Mr Peters was a retired teamster having learnt his trade from his father in the New England area.
“This is a poem made up by a friend of mine, Mark Greeny, in the old days in the bush when we worked on Mr Wright’s station ‘Kinden’ in Qld. At night after hearing us talk all day he’d sit on his bunk and reel off little verses like nobody’s business.
You’d hear some of the greatest liars at night when the men talked of nothing and everything at all. The men that could ride the best usually couldn’t sit on a fence on a windy day. You’d also hear some good songs..
I often think of the comradeship of the old bushmen, the old timers. You could leave your wagon on the roadside – all your goods – your chaff and corn and all that and nobody would touch it. Sometimes a drover might come along and give his horses a feed but when he’d meet you he would pay you for that chaff and corn – that’s the code of the day.
They wouldn’t do it nowadays – they’d take the bloody lot and then come back to see if they left anything behind.
Complete poem – written by a mate, Arthur McCulloch, in Queensland. This poem has been collected as ‘Jim, The Boss Rider’ and is typical of the favoured horse poems.
Here’s to you as good as you are
See that big white cloud up there
(Tune: Old Black Alice)
Bouri mind your eye,
Oh, it’s no disgrace me being black,
The Dairy Farmer’s Wife’s Growl

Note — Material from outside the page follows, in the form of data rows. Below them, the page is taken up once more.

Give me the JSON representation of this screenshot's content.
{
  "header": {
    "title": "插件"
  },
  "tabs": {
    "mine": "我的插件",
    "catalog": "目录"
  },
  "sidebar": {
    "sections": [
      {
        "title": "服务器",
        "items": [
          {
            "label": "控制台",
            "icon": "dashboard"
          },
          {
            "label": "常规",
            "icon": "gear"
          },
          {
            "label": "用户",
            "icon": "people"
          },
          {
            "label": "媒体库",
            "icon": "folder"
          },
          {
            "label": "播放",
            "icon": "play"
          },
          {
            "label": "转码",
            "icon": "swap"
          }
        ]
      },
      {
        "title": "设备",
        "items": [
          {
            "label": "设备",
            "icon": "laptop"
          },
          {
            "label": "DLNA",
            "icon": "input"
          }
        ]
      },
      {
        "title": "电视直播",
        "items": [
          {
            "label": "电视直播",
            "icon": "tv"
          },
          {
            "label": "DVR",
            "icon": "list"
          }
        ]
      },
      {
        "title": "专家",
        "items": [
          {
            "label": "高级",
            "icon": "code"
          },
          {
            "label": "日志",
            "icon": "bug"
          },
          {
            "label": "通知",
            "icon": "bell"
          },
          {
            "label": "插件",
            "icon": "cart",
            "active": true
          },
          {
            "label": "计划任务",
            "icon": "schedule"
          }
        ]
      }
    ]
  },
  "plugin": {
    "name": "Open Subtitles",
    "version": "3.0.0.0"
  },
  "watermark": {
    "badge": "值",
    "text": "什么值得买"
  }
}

“The shearers used to come in and put their cheques on the bar and have a right royal booze up and before they left the landlady would pay them the balance with one of her cheques. This old woman used to bake them in the oven and then they rode off the cheques would crumble to dust, fall to pieces like ash.”